“More like a reconstruction,” Ensign Karen Kittles replied, a satisfied smile on her face. “While waiting on Lieutenants Ramlo and Shashlik to return or make their next report, I isolated all energy signatures that were not naturally occurring in the expanse. It’s been the proverbial needle in the haystack, but I think we’ve got the escape routes leading into the expanse for the monsters that attacked the ship.”
“No, you’ve got it,” Fryer said, his furrowed brow smoothing out again. He smiled, “Good job Karen.” The fair, freckled woman smiled, and Fryer’s heart skipped a beat. He tried to recover by getting back to business, “We need to inform the lieutenants about this.”
Kittles’ smile dimmed. “I’m not so sure we should do that,” she answered, prompting both Roland’s eyebrows to shoot up in confusion.
“Well, this is all just speculation, and I don’t want to take them away from their investigation.”
“But this is something that majorly impacts that investigation,” Fryer pointed out, not sure why he would need to, with Karen of all people.
“Maybe,” she replied, “however this could just be totally unrelated traffic.”
“Yeah,” Fryer riposted, “you don’t believe that either.”
“You’re right Roland, I don’t,” she admitted, “However, you know what they say about me on the ship, how I’m a kiss ass and a ladder climber, well, I don’t want to play into that by jumping the gun.”
“Or is it that you don’t want to make a mistake that might derail your career choices?” As much as Fryer liked the beautiful, red cornrowed woman, he was never one to hide from the truth. Karen glared at him, a pinched expression marring her beautiful features.
“That’s not it at all,” she shot back.
“Okay,” he shrugged, unconvinced, “Then I think we should inform the lieutenants.”
“No,” she shook her head, “Let me look into this.”
“You know the captain told us not to go into the expanse.” He pointed out. “And what do you think defying her orders are going to do for your ambitions, whether you find something or not?”

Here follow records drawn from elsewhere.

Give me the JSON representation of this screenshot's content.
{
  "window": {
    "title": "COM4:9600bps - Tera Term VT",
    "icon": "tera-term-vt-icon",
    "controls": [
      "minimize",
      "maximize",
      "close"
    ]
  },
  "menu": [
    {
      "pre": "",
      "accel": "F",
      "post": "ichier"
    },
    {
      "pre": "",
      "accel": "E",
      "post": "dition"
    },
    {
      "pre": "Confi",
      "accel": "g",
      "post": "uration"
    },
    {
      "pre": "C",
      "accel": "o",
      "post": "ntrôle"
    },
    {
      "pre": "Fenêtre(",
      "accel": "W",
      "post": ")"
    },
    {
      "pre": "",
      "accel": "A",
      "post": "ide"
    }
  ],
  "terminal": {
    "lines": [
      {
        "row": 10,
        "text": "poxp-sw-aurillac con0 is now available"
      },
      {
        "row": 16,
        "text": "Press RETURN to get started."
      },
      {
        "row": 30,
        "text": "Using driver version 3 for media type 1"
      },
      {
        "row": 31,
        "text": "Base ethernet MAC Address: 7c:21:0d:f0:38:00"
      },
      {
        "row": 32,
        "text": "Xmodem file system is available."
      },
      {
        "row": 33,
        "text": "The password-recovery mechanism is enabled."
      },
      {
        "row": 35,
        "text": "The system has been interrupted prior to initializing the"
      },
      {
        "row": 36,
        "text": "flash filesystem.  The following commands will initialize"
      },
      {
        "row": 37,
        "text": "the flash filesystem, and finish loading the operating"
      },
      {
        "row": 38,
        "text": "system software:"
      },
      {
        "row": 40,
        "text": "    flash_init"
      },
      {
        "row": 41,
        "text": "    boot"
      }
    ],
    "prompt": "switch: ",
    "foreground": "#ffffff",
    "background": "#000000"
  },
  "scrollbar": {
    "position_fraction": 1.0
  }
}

Karen shrugged, “If I find nothing, no harm, no foul, and it will just be between us, but if I do verify the warp trails, I could see me getting a commendation for original thinking.”
“You’re delusional, you know that right?” Fryer pointed out, hoping to splash the cold water of reality onto his colleague.

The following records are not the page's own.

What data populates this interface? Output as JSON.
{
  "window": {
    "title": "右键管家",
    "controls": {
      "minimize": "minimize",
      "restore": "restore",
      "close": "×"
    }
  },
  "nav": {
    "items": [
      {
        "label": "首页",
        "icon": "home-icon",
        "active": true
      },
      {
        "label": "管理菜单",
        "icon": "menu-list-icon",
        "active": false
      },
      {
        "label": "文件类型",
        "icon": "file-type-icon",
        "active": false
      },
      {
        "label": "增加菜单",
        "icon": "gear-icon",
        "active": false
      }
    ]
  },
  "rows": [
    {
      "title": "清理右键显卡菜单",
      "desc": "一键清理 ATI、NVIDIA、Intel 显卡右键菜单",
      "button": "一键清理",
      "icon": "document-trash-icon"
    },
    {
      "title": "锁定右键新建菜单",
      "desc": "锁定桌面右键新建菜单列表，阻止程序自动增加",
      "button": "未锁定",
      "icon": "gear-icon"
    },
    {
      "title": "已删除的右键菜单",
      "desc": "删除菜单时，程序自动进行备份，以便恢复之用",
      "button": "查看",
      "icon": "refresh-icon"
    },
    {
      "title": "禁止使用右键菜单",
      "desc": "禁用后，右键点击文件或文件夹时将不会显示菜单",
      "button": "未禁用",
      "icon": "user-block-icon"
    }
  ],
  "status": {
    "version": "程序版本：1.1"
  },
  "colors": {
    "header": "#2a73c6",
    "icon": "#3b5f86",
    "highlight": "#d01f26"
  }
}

“Look Roland, it’ll be a quick in and out, I promise.”
He shook his head. “Hey I’ve heard that before.”
“You’ve probably used that line before on one of your many suitors,” she smiled at him, a lascivious gleam in her green eyes. The temperature suddenly increased in the shuttle’s cabin. Fryer resisted the urge to tug at his mustard collar.

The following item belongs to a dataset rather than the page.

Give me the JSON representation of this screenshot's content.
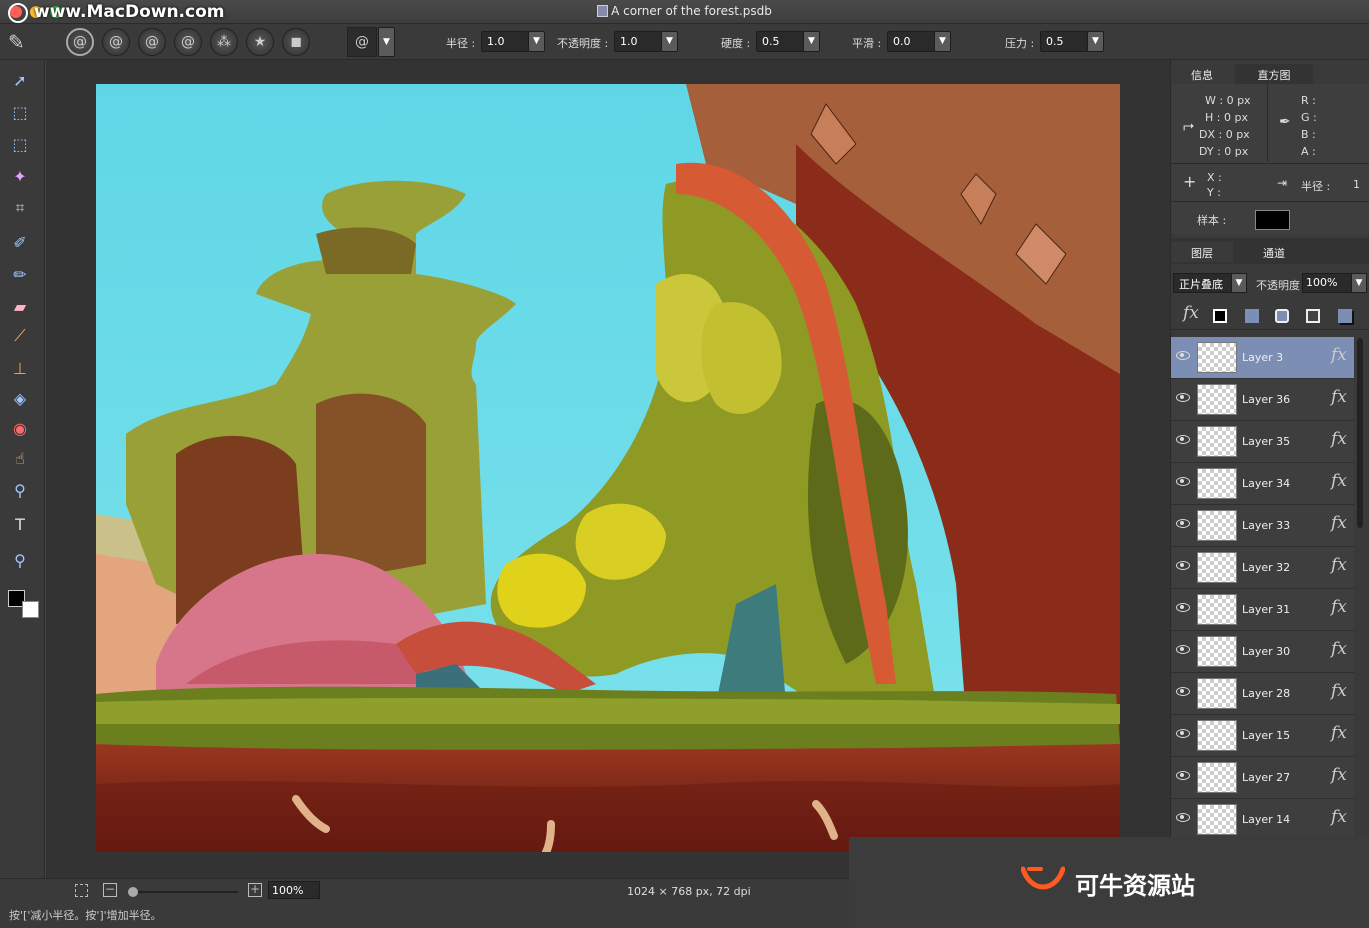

“I wouldn’t say that,” he managed, after a big gulp.
“Roland, I would,” she remarked, “and others say the same thing.”
“I’m not, no joke,” she said, “I’ve heard that you’ve sent a few hearts fluttering around the ship. It’s made me curious to see what all the fuss is about.”
Roland tugged on his collar, unable to resist any longer. “You know this isn’t working Karen.”
“Yes it is,” she replied, punctuating it with a musical laugh. “I promise it will be quick, and once I have confirmed that they are actual warp trails, I’ll be back, and once we’re back on Erickson…”
“I should back you up,” Fryer said, pulling his last card. “What if the Tholians are involved? You can’t handle them on your own.”
“I don’t think even two shuttles could deal with a Tholian warship,” Kittles said, “and I definitely have no problem with discretion being the better part of valor. If anything, if there are Tholians hiding out in the expanse I can warn you, the lieutenants, and Erickson in case they have an ambush in mind.”
“Not buying it,” Fryer insisted, “I’ll go with you.”
“And risk incurring Shashlik’s wrath?” Kittles asked. “I don’t think so.”
“Good point,” Roland replied. He sighed, “I know I’m going to regret this but do it quick, and Karen, please be safe.”
“Back in a flash,” she promised before signing off. Out of his port window he watched the Oyekan break away from the shuttle and zip into the expanse’s coruscating gases.
Whatever happened going forward, Roland just knew that his own life had just had a major turning point, and he just hoped that Karen got back before the oppressive finality of that thought fully seeped into his consciousness.